Covered ice rink, soccer field, pickleball and more
[ By Katherine Nettles ]
For an area thirsty for more field, ice and general organized recreation space, there is now an official plan to bring meaningful relief in the form of a new and improved Red Mountain Park in Crested Butte South. After a few years of planning, the Crested Butte Property Owners Association (POA) has adopted a Parks Master Plan and will next begin preparing a fundraising effort to make it happen.
That fundraising will take some heft, as the project is expected to cost an estimated $5 to $6 million in total. The POA board reviewed the plan, prepared by landscape architecture firm Mundus Bishop of Denver, during their regular meeting on December 20 before formally adopting it.
The Parks Master Plan includes both Red Mountain Park, an 11-acre parcel which would be reconfigured, and an undeveloped 3-acre parcel on Brackenbury Street that is also POA-owned. The plans for Red Mountain Park would primarily relocate the hockey rink, playground and community garden and include a full regulation length soccer field/great lawn, a new central pavilion with restrooms, an addition to Sunset Hall with an expanded parking lot, basketball, tennis and pickleball courts, a skate park, a reoriented skating pond/volleyball court and clusters of additional parking spaces with connecting trails around the perimeter.

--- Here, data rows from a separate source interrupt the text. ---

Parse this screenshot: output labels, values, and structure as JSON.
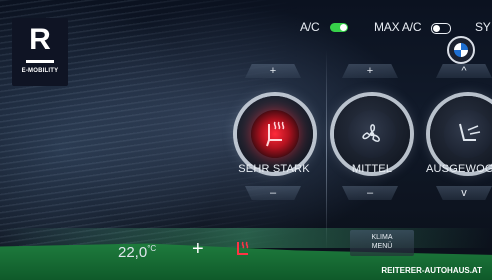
{
  "brand": {
    "logo_letter": "R",
    "logo_caption": "E-MOBILITY",
    "website": "REITERER-AUTOHAUS.AT"
  },
  "topbar": {
    "ac_label": "A/C",
    "ac_on": true,
    "max_ac_label": "MAX A/C",
    "max_ac_on": false,
    "sync_label": "SY",
    "toggle_on_color": "#37d14a",
    "bmw_logo_icon": "bmw-roundel-icon"
  },
  "seat_heating": {
    "plus_label": "+",
    "minus_label": "–",
    "level_label": "SEHR STARK",
    "icon": "seat-heating-icon",
    "accent_color": "#e0222f"
  },
  "fan": {
    "plus_label": "+",
    "minus_label": "–",
    "level_label": "MITTEL",
    "icon": "fan-icon"
  },
  "air_distribution": {
    "up_label": "^",
    "down_label": "v",
    "level_label": "AUSGEWOGEN",
    "icon": "seat-airflow-icon"
  },
  "bottom": {
    "temperature": "22,0",
    "unit": "°C",
    "plus_label": "+",
    "klima_label_1": "KLIMA",
    "klima_label_2": "MENÜ"
  }
}
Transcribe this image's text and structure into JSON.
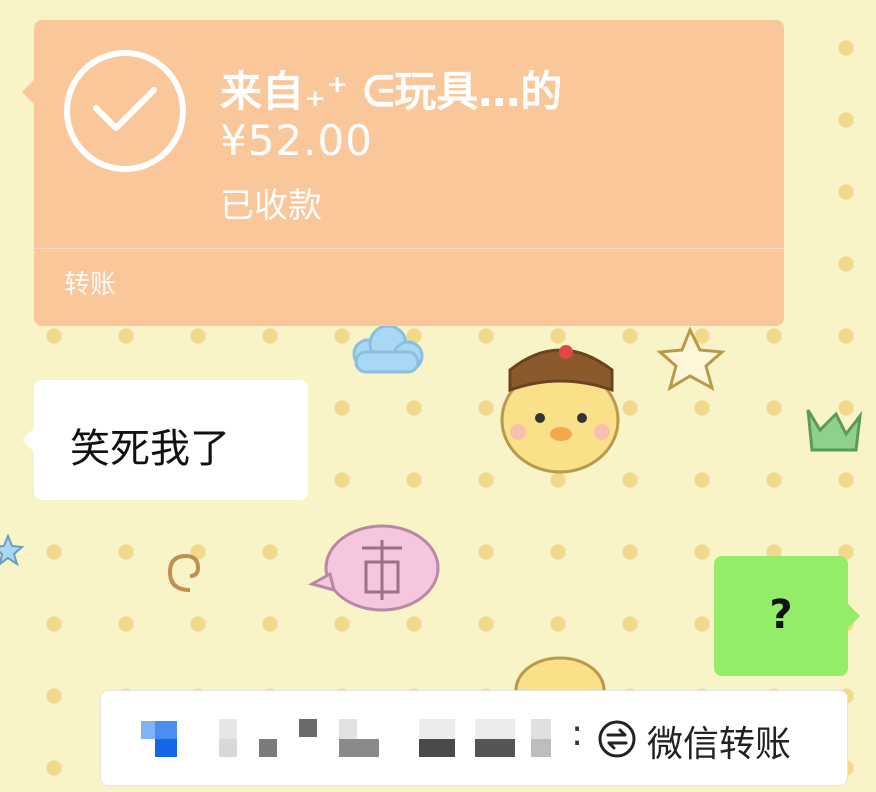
{
  "transfer": {
    "from": "来自₊⁺ ᕮ玩具…的",
    "amount": "¥52.00",
    "status": "已收款",
    "label": "转账"
  },
  "messages": [
    {
      "direction": "incoming",
      "text": "笑死我了"
    },
    {
      "direction": "outgoing",
      "text": "?"
    }
  ],
  "quote": {
    "colon": ":",
    "text": "微信转账",
    "icon": "transfer-arrows-icon"
  },
  "colors": {
    "transfer_card": "#f9c79a",
    "outgoing_bubble": "#95ec69",
    "incoming_bubble": "#ffffff",
    "wallpaper": "#f9f3c8"
  }
}
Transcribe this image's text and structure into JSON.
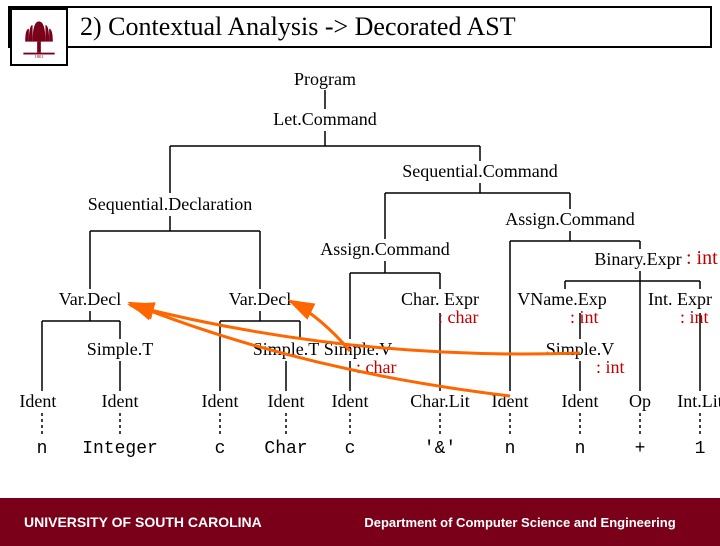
{
  "title": "2) Contextual Analysis -> Decorated AST",
  "footer_left": "UNIVERSITY OF SOUTH CAROLINA",
  "footer_right": "Department of Computer Science and Engineering",
  "nodes": {
    "program": "Program",
    "letcmd": "Let.Command",
    "seqcmd": "Sequential.Command",
    "seqdecl": "Sequential.Declaration",
    "assign1": "Assign.Command",
    "assign2": "Assign.Command",
    "binexpr": "Binary.Expr",
    "vardecl1": "Var.Decl",
    "vardecl2": "Var.Decl",
    "charexpr": "Char. Expr",
    "vnameexp": "VName.Exp",
    "intexpr": "Int. Expr",
    "simplet1": "Simple.T",
    "simplet2": "Simple.T",
    "simplev1": "Simple.V",
    "simplev2": "Simple.V",
    "ident": "Ident",
    "charlit": "Char.Lit",
    "op": "Op",
    "intlit": "Int.Lit"
  },
  "leaves": {
    "n": "n",
    "Integer": "Integer",
    "c": "c",
    "Char": "Char",
    "amp": "'&'",
    "plus": "+",
    "one": "1"
  },
  "annotations": {
    "tint": ": int",
    "tchar": ": char"
  }
}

“I think we’ve come to a really good place,” said POA board president Andrew Sandstrom of the long-awaited design.
POA board member Mary Haskell said the community involvement and stakeholder meetings made a big impact on the master planning process with Mundus Bishop and other consultants.
“We spent a lot of time looking at what our dream would be, within reason, and finding some wiggle room,” she said.
The hunt for funding
The next step is to determine funding and potential project phases. The POA secured a reimbursement grant late in 2022 of $14,000 from the Gunnsion County Metropolitan Recreation District (MetRec) for some of the planning costs.
“That springboards us forward into the planning feasibility study for the fundraising component,” said POA manager Derek Harwell. The POA is also getting input from another consultant about how to strategize for attaining funding sources.
“I would say that it’s ambitious,” cautioned Sandstrom. “It’s a very comprehensive plan. And it’s a bit of a reach. I think we’re shooting for what we’re hoping for.” He said board member Sue Schappert, who could not attend the meeting, had shared concerns about what the plan could cost members who potentially would not be using all the amenities, particularly the high-ticket item of a new hockey rink.
“One of the tasks for the parks subcommittee is going to be, how do we find the funding for this without necessarily having to assess or raise dues in a huge way on members?” said Sandstrom. “Our goal would be to find as much outside funding as we can, as well as defining some of the revenue streams that could be created around these amenities.” He listed the pavilion, soccer field and hockey rink as potential revenue streams.
Haskell said having a long-term plan is a good step for success, and listed potential opportunities with the recently passed North Valley MetRec subdistrict funding, the newly passed allowable uses of Local Marketing District (LMD) funds for recreation infrastructure and a working relationship with Great Outdoors Colorado (GOCO).
Sandstrom said that while trailheads, bathrooms and other recreation infrastructure can now be pulled from some LMD funds, he thought those funds would be limited and spread thin with the county.
“I think there are a lot of opportunities there. But I don’t think the lodging tax is an opportunity right now,” he summarized.
“The good and the bad is that all of our amenities are in such need of repair that at this point…we didn’t feel like we were throwing good money away,” said Haskell. She noted that the transport station, the hockey rink and the fields already need to be redone, and it won’t matter much where they start.
Harwell added that the new basketball court, skate park and community garden relocation could be done at the southeast corner in a relatively low-cost first phase.
West Elk Hockey Association (WEHA) director Cody Aidala and WEHA board president Jeff Moffett attended the meeting to offer their perspective on the master plan. Moffett said while more ice facilities are needed, there is also the reality of funding issues. He said the city of Gunnison is looking at a major budget shortfall for its own ice facilities when the associated sales tax sunsets in 2032. “They have time to come up with a plan, but they haven’t done anything yet,” he said.
“We’ve strongly encouraged MetRec to go to the voters county-wide to help the city with the funding gap that’s looming. That wasn’t the decision, as you know,” said Moffett.
He advised that the POA be prepared to add the new rink in phases, starting with a slab and a roof. “You’ve got to be realistic about revenues and costs,” he said, “as much as I would like to see refrigeration.” The board discussed at least laying the pipes when pouring a slab.
Aidala also noted the year-round versatility of a covered rink for soccer, pickleball and lacrosse uses, particularly during inclement spring and summer weather, which he said would help people understand and appreciate the cost of the infrastructure as more than just an ice rink.
Moffett commented on the importance of keeping the popular skating pond adjacent to the current hockey rink.
“We’re under a lot of pressure from our members to keep costs down, to get hockey back to where it was, make it something where kids just go for fun, learn to skate, pick up sticks and where it’s not an organized expense of a Crested Butte sport…and I know, as a father of a hockey player, there is something almost magical about the pond,” he said.
Harwell assured him that the new plan maintains the pond, albeit reoriented slightly.
Harwell also reviewed the details of the park on Brackenberry, which includes a small picnic shelter, native grass lawn, pump track and nature play area. He said he is hoping to secure an easement for an access trail from Cascadilla as well.
The board adopted the plan unanimously. “It doesn’t mean it will all necessarily happen,” noted Sandstrom. “But we can adopt it.”
The parks subcommittee will be meeting monthly to tackle operating costs, go after funding and fine tune the details and potential phases of the project.